When In Doubt About the Cop Trying to Pull You Over, Drive to Safety or Call #77 or #677 on Your Cell Phone-Partly Truth!
Summary of eRumor:
The story of a young college woman who was suspicious about an unmarked patrol car attempting to pull her over. She remembered her parents’ advice to proceed to a safe or populated place before stopping and also contacted the authorities on her cell by by using #77. Other patrol cars were sent to her location, the person in the unmarked car was arrested and turned out to be a convicted rapist.
Some Canadian versions of the story say the number to call is #677.
Whether this particular story is real, we don’t know, but the information it conveys is apparently sound.
TruthOrFiction.com talked with law enforcement agencies on both the East and West Coasts. The consensus was that if you are suspicious about a patrol car wanting to pull you over, especially in an isolated area or at night, it’s prudent to proceed to a place where would feel safer.
The problem is that the law says you are to obey an officer who says to pull over so if you do decide to continue, do so in a way that makes it clear you are not trying to evade him or her.
If you have a cell phone, call your local emergency number, usually 911, and you can be connected to a dispatcher who can help decide whether the car attempting to pull you over is legitimate.
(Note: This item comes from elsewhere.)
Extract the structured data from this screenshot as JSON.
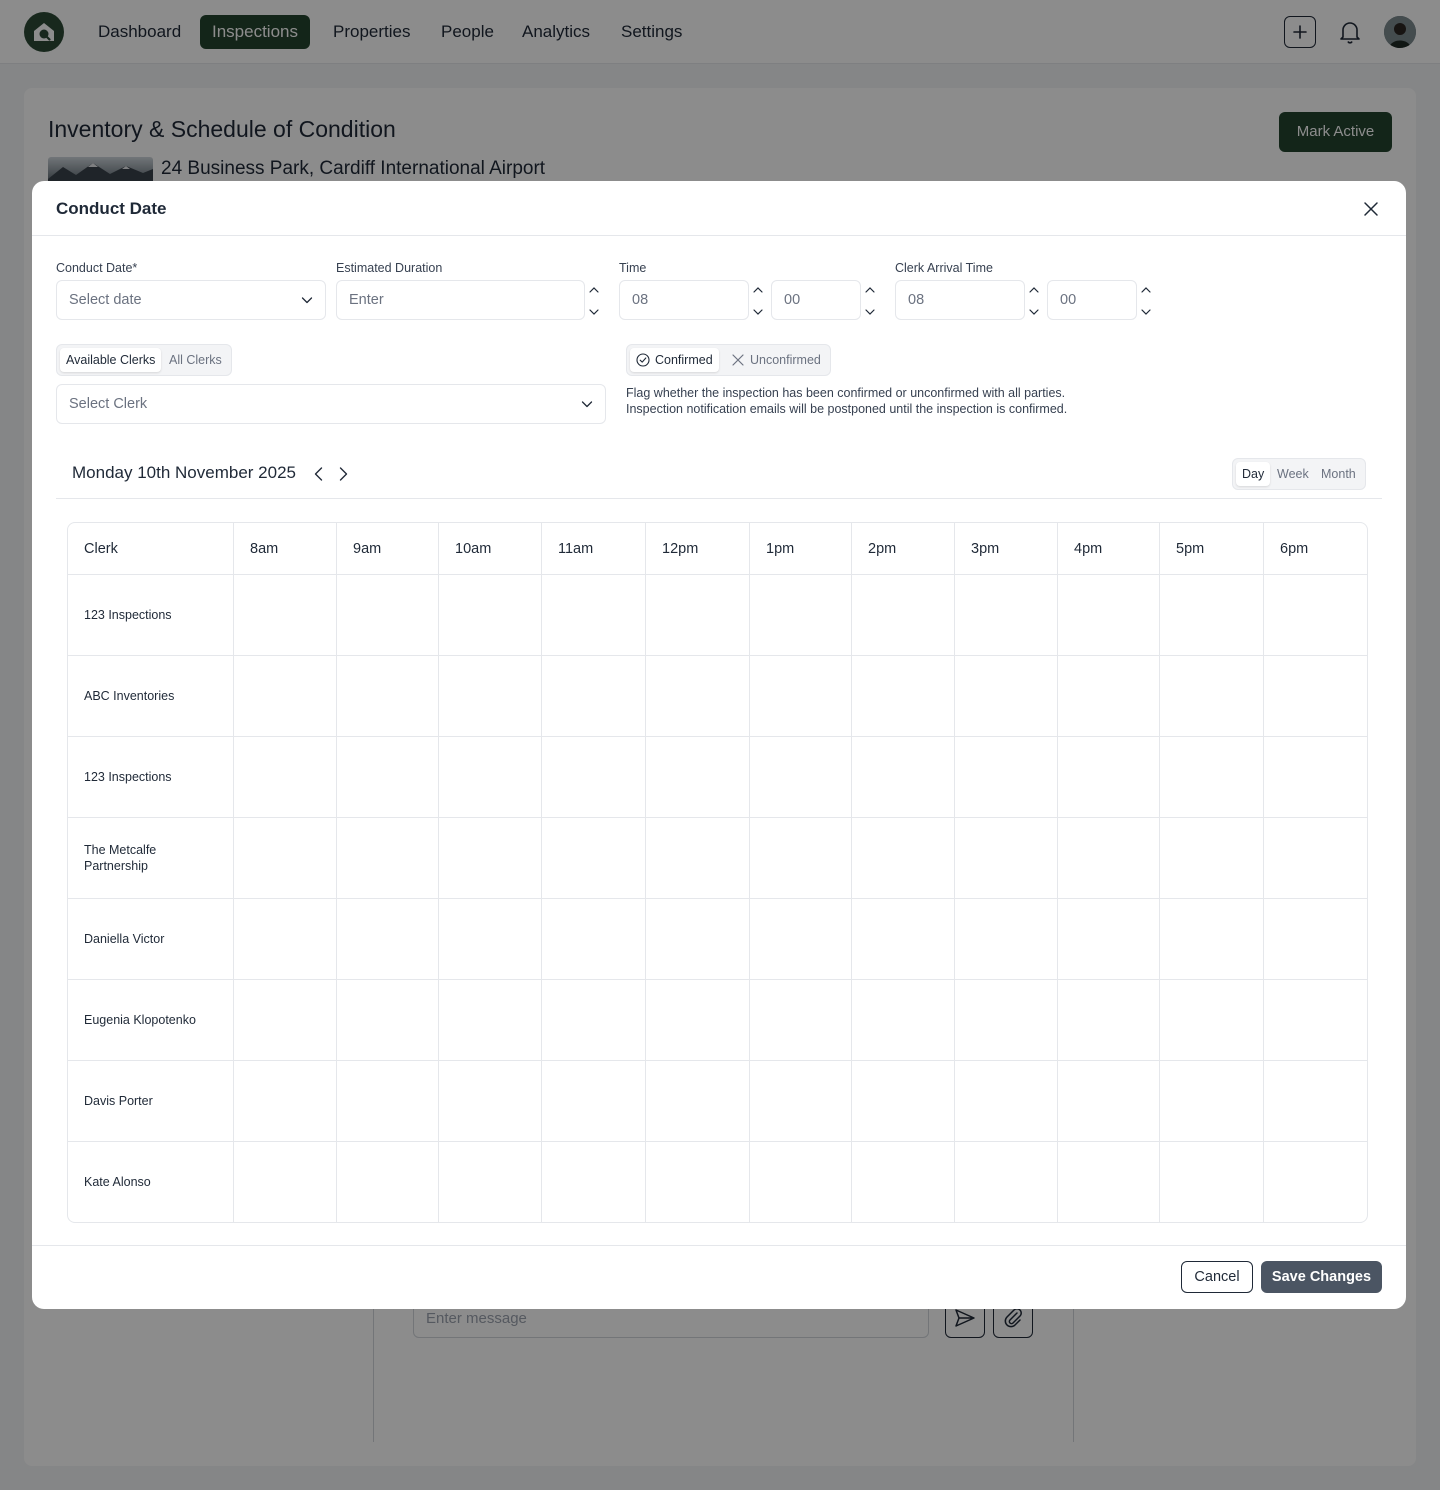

Also, as happens in this eRumor, you can inform the dispatcher that it is your intention to comply, but only after you get to the next off ramp, gas station, populated areas, etc.
We’ve received numerous emails asking about the #77 procedure described in the eRumor.
Even though 911 is the most common number to use in an emergency, there are many states that have established other numbers as well for cell phone users, especially to report highway emergencies.
The #77 number is one of them. Some states use *77 or even #55.
The story that suggests using #677 is a Canadian version of this eRumor that inserted the numbers for reaching the Ontario Provincial Police in Ontario.
One of the reasons, according to a cell company we spoke with, is that the 911 calls from a cell phone go to different kinds of agencies depending on where the phone call is being made.
In some areas, dialing 911 on a cell phone may go to a city or county emergency dispatcher. In other areas, the call may go to a state highway law enforcement agency such as the highway patrol or state troopers.
In the states with the “77” numbers, cell phone users will usually get connected directly with a highway law enforcement agency.
For that reason, you will frequently see signs posted along some freeways, expressways, or toll ways suggesting use of a number other than 911 if you’re using a cell phone.